◆ **Task prompt**
In the records below, find every line that contains "project" and list it.

Web page and app entries:

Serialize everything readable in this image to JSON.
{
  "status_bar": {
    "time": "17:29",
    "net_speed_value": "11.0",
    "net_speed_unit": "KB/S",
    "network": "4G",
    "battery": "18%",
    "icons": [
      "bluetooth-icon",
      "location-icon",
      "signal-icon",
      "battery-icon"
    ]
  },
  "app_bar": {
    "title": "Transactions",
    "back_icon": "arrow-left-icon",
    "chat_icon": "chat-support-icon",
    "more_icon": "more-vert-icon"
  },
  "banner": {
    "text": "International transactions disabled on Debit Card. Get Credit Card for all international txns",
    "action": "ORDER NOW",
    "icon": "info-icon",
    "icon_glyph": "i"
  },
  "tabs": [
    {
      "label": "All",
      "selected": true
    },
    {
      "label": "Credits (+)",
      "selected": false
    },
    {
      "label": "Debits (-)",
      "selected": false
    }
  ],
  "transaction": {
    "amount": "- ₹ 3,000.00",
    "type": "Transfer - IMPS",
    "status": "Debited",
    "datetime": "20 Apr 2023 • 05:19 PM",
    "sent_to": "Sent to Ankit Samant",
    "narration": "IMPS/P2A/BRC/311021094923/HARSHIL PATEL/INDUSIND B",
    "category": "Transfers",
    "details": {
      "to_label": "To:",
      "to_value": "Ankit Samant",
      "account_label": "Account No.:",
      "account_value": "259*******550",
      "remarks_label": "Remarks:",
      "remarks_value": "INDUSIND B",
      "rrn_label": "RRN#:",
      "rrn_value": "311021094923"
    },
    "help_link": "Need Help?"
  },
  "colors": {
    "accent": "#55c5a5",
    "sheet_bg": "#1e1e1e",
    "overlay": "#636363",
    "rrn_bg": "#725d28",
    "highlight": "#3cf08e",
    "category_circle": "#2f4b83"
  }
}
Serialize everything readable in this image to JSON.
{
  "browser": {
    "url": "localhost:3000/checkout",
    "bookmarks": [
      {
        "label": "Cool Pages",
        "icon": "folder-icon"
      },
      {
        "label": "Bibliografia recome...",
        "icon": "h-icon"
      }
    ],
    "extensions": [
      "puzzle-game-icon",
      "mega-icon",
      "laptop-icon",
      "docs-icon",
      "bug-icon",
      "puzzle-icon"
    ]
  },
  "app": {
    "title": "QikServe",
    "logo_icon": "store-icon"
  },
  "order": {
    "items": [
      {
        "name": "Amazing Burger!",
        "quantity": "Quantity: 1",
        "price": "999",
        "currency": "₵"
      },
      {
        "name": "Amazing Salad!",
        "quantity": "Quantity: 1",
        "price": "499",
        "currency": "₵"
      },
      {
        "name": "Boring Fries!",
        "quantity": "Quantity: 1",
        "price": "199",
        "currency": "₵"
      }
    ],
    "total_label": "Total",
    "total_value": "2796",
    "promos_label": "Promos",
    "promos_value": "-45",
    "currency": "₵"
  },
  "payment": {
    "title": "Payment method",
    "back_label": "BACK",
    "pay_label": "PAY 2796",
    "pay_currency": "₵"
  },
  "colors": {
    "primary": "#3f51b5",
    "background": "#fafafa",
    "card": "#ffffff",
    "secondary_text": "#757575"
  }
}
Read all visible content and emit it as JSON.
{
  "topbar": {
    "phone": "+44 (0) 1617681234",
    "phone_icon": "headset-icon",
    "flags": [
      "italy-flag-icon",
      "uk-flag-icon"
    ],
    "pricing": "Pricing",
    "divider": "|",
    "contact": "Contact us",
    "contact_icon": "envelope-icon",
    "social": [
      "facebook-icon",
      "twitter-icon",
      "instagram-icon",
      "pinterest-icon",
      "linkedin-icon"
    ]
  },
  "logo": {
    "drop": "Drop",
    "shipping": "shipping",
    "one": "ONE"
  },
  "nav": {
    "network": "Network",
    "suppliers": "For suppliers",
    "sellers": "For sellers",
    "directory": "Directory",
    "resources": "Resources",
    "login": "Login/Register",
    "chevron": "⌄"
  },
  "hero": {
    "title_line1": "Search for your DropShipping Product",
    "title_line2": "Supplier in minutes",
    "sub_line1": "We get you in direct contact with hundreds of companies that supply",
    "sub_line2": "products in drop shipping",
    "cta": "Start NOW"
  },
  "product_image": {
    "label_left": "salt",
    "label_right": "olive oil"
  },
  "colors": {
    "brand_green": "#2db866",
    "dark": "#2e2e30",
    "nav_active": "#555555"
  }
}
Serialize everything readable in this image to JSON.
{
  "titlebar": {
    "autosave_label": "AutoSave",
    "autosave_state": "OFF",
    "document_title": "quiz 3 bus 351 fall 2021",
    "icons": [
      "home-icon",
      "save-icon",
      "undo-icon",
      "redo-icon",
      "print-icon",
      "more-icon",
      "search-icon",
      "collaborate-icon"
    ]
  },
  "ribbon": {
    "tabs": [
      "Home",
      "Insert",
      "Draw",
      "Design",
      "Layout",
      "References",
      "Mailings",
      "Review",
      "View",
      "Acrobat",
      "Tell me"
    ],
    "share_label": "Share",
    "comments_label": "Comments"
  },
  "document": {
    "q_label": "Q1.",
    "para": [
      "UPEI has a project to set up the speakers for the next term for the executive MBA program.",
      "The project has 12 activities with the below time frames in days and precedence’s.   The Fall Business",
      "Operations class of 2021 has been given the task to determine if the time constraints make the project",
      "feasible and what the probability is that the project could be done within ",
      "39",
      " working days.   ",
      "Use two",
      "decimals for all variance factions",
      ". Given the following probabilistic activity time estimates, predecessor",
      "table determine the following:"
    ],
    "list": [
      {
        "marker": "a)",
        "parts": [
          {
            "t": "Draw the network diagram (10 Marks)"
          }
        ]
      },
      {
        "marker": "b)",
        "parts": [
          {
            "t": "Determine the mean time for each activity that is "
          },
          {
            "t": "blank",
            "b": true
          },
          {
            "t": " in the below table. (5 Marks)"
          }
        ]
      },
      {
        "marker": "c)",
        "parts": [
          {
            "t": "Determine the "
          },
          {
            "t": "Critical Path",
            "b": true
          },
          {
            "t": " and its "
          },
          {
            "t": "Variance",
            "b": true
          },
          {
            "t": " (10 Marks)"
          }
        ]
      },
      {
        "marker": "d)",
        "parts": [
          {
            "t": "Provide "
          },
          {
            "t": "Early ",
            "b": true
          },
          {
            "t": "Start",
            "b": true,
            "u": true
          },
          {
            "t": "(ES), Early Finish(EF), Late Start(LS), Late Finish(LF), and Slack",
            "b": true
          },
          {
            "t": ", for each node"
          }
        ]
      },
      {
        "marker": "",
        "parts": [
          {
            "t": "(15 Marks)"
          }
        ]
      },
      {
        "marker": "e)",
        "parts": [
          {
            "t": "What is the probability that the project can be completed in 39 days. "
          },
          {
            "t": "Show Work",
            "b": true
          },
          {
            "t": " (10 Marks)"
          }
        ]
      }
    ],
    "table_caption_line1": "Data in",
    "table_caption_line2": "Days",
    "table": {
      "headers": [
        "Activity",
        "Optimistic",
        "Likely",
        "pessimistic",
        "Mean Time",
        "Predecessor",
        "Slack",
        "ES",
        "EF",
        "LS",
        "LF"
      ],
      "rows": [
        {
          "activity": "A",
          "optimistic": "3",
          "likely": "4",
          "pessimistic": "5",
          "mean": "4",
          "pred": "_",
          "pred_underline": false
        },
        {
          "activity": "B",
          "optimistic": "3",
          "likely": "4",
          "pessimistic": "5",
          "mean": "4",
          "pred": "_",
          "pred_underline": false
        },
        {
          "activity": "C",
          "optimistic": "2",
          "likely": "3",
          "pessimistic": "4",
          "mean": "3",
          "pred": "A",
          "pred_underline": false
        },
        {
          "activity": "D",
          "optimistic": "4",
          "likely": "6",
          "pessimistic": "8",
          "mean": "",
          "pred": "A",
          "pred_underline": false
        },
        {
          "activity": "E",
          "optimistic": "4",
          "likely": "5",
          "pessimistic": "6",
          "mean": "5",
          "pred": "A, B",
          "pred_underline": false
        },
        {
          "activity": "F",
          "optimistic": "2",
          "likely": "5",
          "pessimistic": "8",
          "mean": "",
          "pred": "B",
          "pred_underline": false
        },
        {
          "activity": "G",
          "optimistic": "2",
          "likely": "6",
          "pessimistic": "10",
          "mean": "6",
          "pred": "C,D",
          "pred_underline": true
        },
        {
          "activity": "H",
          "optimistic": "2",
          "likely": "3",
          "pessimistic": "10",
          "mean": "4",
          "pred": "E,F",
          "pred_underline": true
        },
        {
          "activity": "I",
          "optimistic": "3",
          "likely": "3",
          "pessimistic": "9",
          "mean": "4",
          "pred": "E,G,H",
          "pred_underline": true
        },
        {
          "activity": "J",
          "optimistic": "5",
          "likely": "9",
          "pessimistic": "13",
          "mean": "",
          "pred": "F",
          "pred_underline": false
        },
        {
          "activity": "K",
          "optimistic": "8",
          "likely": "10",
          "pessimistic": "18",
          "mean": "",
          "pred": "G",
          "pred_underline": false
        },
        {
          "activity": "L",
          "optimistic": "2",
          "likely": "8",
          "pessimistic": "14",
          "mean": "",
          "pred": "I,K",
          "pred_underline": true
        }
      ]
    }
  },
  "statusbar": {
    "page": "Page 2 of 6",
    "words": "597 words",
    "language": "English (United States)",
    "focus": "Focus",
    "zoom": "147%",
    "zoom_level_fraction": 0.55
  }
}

◆ **Written solution**
      "UPEI has a project to set up the speakers for the next term for the executive MBA program.",
      "The project has 12 activities with the below time frames in days and precedence’s.   The Fall Business",
      "Operations class of 2021 has been given the task to determine if the time constraints make the project",
      "feasible and what the probability is that the project could be done within ",
            "t": "What is the probability that the project can be completed in 39 days. "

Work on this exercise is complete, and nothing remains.